- _Exercise goal_:
Using the entries below, copy out all lines where "Expense" is found.

- _Stored entries_:

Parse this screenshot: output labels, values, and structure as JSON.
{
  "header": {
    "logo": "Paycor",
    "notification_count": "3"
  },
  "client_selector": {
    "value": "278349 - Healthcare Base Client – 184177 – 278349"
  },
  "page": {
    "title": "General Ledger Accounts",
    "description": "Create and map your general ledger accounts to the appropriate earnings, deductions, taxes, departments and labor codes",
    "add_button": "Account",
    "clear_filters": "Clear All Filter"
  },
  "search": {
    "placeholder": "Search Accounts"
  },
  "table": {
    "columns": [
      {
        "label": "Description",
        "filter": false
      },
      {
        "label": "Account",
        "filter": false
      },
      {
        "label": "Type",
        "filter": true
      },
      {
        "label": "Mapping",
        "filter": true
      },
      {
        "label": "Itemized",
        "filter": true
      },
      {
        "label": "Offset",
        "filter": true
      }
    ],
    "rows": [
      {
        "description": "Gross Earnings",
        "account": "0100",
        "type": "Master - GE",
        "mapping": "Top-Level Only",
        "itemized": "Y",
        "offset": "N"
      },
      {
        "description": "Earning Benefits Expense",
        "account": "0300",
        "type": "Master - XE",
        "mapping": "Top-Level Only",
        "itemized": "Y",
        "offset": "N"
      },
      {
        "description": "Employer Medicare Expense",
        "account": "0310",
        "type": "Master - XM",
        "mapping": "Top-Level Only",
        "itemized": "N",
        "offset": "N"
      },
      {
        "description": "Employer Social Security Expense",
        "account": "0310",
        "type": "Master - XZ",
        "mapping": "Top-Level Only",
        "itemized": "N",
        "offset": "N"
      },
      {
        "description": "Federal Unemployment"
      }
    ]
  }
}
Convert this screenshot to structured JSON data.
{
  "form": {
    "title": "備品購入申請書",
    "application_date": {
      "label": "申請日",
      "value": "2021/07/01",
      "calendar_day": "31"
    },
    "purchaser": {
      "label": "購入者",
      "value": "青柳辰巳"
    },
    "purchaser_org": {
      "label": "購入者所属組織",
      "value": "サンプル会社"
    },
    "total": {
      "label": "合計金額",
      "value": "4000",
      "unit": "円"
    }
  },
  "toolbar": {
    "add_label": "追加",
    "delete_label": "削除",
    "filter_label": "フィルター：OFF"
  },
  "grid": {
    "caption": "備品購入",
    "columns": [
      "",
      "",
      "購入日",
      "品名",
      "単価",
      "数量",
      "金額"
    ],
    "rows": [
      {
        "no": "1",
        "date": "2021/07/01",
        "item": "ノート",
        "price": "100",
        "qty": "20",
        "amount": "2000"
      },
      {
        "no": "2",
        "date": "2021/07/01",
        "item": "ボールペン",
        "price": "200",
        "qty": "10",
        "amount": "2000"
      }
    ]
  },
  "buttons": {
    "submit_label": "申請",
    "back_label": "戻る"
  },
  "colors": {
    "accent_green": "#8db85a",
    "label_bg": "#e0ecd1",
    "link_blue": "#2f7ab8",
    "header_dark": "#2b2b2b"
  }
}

- _Result of this task_:
        "description": "Earning Benefits Expense",
        "description": "Employer Medicare Expense",
        "description": "Employer Social Security Expense",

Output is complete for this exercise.